Another prevalent type of SUPs is the surfing boards. They are shorter, narrower, and have a tail as well. They have a smoother curve than the all-rounded and flatwater boards. These come closest to the traditional surfing boards due to their sizing as well as shape that allows for maneuverability in the water.
The average width of this surfboard is 27 to 32 inches with a length of 7 to 10.5 inches. They aren’t a wise choice for beginners because they are the least stable (just like racing SUP). They are slower and don’t have any tracking that allows them to glide in a straight line. Fortunately, they can be sued over long distances since someone has the hang of using them.
Also termed as recreational paddling, these boards are very similar to flat water and touring surfers. They have an average length of 11 to 14 inches and a width of 28 to 32 inches. They are not optimized for much since most people tend to use them in the summer for swimming and just navigating the water.
They have smooth edges for decent gliding, plus offer average balance for users. This also means they can be used by beginners. They can slops be used over long distances but not recommended as they don’t have the nose to cope with waves.
Last but not least, the whitewater paddleboards. Also known as the river SUPs, they are meant for adventure or sports-driven activities. They come in a wide variety of inflatables as they can easily glide through waves and other rocky spots.
They are smaller in size than any other kind of paddleboard. They also feature a rocker or a lift at the nose area to help with navigation of the rivers. The average length is 10 inches and below with a width of 30 to 35 inches. They are also beginner-friendly.
Further SUP Ideas & How-tos
- How to Prepare for Paddleboarding
- What to Wear for Stand Up Paddleboarding?
- How to Paddle Board: SUP Techniques, Strokes & Tips for Beginners

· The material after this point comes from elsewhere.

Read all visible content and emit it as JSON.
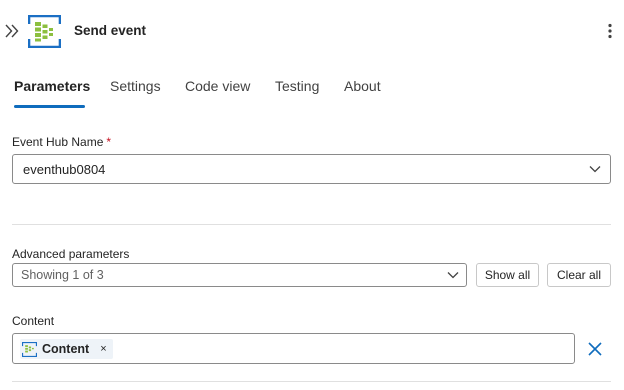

- How to Get on a Paddle Board, After Falling & from a Dock
- How many Calories does Paddleboarding Burn?
- Best SUP Workouts to Instantly Improve your Paddling
- Benefits of Paddleboarding(SUP)
- How Long Do Inflatable Paddle Boards Last?
- What Size Paddle Board Do I Need?
- Inflatable vs Solid/Rigid Paddleboards
- Best Bamboo Paddle Boards Review + Buy Guide
- Best SUPs for Bigs Guys
- How to Store SUPs
- Best SUP Pumps